(Entries from a dataset of interfaces)

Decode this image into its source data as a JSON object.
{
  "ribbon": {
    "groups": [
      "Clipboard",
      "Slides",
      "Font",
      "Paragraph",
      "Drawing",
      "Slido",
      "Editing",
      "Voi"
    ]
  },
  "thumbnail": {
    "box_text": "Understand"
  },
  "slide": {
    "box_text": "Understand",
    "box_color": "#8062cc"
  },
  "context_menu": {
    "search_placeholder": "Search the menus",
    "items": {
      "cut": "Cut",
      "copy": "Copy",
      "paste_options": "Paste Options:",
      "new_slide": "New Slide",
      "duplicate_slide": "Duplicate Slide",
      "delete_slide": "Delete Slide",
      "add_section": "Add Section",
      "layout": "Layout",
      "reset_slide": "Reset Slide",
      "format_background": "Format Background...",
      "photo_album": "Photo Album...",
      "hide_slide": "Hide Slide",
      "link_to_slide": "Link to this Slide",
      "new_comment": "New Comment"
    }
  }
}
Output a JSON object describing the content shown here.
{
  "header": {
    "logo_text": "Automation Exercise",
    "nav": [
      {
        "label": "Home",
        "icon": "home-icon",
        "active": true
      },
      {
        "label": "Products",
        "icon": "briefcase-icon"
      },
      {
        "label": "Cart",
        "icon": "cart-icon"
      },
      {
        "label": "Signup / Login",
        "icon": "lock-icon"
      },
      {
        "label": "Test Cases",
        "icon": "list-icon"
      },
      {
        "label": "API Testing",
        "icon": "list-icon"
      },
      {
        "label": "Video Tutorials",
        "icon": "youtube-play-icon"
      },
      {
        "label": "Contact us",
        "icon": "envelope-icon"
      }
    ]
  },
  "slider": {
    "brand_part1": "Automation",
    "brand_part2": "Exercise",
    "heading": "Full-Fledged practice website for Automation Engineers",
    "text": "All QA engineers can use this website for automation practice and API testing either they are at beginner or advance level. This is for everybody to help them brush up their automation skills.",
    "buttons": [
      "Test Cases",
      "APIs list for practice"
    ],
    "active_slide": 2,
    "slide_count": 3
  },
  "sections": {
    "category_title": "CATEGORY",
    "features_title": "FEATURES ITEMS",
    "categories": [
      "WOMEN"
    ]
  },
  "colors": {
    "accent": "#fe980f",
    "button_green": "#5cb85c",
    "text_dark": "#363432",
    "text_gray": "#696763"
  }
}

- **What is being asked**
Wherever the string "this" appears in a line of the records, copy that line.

- **Result below**
Decode this image into its source data as a JSON object.
      "link_to_slide": "Link to this Slide",
    "text": "All QA engineers can use this website for automation practice and API testing either they are at beginner or advance level. This is for everybody to help them brush up their automation skills.",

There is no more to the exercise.